Variabilism is the view that proper names (like pronouns) are semantically represented as variables. Referential names, like referential pronouns, are assigned their referents by a contextual variable assignment (Kaplan 1989). The reference parameter (like the world of evaluation) may also be shifted by operators in the representation language. Indeed verbs that create hyperintensional contexts, like `think', are treated as operators that simultaneously shift the world and assignment parameters. By contrast, metaphysical modal operators shift the world of assessment only. Names, being variables, refer rigidly in the latter merely intensional contexts, but may vary their reference in hyperintensional contexts. This conforms to the intuition that the content of attitude ascriptions encapsulates referential uncertainty. Furthermore, names in hyperintensional contexts are ambiguous between de re* and de dicto* interpretations. This fact is used to account for asymmetric mistaken identity attributions (for example, Biron thinks Katherine is Rosaline, but he doesn't think Rosaline is Katherine).

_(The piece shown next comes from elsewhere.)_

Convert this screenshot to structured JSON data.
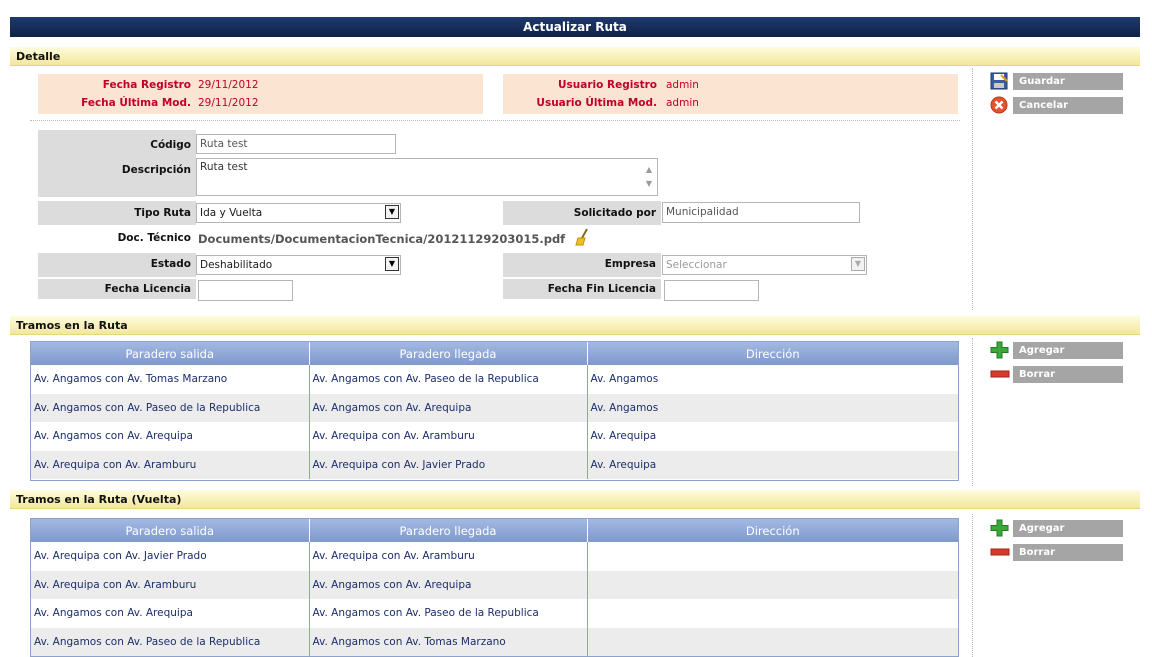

The variable theory compares favorably with its alternatives, including Millianism and descriptivism. Millians cannot account for the behavior of names in hyperintensional contexts, while descriptivists cannot generate a necessary contrast between intensional and hyperintensional contexts. No other theory can capture the facts pertaining to the existentially bound use of names.